Task brief:
Where does the word "Unit" appear in the entries below? Copy each line that holds it.

Records:
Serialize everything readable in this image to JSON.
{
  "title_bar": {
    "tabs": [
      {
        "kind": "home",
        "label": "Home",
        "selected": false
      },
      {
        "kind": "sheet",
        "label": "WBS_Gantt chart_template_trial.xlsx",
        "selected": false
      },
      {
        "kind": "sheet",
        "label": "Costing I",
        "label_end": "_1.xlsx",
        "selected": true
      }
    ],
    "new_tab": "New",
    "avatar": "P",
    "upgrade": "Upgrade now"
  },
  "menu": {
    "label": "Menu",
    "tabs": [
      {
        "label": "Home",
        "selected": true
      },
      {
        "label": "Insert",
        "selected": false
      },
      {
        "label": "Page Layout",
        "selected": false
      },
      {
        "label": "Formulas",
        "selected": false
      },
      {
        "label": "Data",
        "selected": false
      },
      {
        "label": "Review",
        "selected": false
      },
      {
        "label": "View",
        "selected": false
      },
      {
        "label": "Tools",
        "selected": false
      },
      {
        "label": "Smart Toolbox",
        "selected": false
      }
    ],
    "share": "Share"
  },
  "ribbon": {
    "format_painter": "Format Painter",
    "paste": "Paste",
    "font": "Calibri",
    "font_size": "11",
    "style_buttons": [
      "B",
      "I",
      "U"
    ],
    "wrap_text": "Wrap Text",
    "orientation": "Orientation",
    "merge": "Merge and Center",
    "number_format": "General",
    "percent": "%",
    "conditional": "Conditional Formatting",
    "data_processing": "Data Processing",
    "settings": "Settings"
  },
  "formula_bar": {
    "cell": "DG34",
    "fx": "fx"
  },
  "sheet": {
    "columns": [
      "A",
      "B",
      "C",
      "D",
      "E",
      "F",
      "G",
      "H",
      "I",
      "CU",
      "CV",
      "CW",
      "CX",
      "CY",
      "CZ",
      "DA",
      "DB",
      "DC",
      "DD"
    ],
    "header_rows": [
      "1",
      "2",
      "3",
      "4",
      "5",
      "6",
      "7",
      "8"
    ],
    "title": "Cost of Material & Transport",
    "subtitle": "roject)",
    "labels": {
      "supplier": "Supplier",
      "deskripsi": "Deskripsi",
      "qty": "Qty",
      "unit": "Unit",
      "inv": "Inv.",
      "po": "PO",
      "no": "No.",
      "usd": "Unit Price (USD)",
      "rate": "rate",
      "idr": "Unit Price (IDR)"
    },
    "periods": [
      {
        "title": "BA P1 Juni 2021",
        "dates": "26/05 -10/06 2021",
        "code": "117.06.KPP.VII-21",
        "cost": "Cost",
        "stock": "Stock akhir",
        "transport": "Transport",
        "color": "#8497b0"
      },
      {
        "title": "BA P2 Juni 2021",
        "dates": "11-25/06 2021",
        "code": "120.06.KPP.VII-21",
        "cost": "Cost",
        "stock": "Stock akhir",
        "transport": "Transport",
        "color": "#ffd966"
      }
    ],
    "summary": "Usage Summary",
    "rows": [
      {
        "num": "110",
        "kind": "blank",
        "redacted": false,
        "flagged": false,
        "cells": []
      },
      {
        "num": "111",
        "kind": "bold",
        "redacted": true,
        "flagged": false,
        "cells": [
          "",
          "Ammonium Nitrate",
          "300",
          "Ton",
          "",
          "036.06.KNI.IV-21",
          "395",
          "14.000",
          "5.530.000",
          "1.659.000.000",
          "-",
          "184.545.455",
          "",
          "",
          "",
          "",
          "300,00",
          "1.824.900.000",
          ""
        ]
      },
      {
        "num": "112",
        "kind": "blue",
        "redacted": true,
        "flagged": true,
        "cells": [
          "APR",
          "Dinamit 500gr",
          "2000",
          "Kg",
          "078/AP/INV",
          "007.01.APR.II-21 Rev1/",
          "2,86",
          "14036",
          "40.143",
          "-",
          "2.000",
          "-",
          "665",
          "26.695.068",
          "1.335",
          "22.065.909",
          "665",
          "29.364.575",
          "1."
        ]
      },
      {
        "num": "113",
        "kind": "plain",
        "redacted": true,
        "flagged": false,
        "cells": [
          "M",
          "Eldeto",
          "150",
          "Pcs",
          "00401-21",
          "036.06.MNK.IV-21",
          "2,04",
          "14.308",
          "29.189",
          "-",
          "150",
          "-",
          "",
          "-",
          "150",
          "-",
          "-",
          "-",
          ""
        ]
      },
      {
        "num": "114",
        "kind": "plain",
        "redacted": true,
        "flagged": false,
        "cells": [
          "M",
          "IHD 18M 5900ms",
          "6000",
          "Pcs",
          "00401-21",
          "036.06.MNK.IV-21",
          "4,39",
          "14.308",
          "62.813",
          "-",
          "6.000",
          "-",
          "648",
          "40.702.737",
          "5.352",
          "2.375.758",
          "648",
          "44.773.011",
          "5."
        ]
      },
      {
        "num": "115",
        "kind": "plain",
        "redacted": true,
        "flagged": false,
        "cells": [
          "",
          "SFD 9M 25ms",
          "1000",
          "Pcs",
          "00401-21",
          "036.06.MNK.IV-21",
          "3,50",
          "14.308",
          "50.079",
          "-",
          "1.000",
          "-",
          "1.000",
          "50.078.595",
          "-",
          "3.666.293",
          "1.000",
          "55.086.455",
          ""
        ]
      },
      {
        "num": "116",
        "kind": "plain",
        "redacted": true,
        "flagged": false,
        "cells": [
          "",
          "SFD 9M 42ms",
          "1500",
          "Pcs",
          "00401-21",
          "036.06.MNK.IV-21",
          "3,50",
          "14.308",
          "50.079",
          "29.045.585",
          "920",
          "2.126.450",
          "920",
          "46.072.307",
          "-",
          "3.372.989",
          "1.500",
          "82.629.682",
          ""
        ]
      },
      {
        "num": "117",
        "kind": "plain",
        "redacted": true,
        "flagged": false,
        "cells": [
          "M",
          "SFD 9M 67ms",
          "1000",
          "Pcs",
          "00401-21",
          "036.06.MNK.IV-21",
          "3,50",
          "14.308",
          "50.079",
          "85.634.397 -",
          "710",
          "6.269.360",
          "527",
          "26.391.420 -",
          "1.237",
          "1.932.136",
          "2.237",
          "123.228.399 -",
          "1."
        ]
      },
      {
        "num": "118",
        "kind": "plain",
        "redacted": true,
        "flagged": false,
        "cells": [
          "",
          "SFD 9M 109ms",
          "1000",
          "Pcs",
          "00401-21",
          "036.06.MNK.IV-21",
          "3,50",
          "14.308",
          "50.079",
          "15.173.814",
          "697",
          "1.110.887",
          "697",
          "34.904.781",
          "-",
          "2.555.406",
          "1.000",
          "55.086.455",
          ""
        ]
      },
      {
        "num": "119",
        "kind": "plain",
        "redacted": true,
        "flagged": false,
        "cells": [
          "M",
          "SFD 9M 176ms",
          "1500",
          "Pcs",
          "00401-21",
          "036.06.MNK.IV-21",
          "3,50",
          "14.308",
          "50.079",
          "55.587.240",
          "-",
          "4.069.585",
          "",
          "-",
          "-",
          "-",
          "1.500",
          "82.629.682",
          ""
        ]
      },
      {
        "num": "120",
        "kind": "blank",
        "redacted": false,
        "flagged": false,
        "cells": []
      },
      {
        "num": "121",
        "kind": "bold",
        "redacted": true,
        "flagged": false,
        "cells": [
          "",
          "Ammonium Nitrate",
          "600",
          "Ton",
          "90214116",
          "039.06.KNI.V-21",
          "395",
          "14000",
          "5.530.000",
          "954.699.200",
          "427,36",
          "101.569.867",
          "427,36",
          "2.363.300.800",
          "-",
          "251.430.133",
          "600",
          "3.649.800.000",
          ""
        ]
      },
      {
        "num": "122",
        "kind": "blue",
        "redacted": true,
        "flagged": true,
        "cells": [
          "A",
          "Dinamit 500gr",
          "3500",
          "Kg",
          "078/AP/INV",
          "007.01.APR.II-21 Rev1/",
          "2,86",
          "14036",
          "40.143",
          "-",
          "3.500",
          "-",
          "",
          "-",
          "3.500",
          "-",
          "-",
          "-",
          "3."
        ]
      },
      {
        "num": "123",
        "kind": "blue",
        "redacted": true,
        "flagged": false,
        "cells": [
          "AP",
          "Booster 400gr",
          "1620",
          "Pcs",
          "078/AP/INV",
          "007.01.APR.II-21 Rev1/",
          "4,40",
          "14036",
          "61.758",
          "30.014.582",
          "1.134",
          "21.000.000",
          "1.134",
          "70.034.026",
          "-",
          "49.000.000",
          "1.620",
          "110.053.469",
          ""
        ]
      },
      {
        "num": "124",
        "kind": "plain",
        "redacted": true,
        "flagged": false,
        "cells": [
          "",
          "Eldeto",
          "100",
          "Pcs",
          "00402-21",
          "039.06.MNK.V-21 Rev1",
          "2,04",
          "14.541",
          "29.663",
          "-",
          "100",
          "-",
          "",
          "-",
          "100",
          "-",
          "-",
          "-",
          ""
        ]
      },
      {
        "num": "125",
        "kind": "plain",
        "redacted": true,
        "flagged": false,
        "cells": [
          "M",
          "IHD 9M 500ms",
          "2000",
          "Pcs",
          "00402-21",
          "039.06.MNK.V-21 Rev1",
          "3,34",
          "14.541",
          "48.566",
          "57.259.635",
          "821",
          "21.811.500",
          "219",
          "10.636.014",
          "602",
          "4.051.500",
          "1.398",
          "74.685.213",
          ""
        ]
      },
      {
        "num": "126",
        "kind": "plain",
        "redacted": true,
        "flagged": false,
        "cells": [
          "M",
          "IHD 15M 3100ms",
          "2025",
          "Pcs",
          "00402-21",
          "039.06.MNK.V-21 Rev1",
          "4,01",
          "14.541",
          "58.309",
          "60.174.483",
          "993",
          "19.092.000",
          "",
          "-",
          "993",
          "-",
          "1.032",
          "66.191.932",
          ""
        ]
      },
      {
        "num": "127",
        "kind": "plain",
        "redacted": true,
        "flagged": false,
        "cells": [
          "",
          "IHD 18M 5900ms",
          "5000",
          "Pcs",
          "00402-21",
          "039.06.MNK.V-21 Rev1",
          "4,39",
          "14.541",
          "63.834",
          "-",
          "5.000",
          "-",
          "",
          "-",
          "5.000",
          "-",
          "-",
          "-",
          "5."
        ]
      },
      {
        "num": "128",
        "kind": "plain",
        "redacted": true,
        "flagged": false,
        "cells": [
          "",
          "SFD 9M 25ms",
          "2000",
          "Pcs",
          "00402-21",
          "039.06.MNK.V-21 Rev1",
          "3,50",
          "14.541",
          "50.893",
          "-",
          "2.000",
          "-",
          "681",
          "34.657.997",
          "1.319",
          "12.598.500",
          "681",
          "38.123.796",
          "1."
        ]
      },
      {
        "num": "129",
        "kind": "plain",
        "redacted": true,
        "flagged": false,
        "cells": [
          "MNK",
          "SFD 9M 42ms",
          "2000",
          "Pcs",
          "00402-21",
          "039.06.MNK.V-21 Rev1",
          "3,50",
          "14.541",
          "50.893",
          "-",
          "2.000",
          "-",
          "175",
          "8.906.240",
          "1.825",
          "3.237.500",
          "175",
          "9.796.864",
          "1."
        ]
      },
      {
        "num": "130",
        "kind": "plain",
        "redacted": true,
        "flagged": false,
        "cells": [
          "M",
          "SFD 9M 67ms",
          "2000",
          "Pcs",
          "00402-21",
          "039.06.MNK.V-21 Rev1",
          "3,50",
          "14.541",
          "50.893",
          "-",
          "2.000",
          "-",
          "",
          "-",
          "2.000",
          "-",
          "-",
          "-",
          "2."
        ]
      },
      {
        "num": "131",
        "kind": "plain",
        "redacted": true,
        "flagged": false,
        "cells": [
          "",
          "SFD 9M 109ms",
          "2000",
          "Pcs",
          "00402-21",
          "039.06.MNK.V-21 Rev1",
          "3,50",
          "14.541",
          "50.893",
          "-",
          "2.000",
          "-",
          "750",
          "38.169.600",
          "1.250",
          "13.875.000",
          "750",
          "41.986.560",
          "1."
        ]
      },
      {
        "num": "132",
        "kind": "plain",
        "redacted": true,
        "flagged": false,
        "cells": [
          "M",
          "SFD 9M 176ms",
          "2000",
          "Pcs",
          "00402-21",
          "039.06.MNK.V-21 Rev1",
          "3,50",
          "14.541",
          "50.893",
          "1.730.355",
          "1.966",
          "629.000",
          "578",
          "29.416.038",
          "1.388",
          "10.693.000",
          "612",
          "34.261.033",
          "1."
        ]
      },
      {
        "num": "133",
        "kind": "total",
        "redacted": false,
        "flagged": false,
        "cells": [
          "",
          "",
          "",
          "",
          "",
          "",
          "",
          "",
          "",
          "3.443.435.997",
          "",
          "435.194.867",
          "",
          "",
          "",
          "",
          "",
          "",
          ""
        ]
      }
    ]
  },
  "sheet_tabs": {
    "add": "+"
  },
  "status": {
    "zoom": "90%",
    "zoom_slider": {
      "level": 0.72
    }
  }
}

Result below:
      "unit": "Unit",
      "usd": "Unit Price (USD)",
      "idr": "Unit Price (IDR)"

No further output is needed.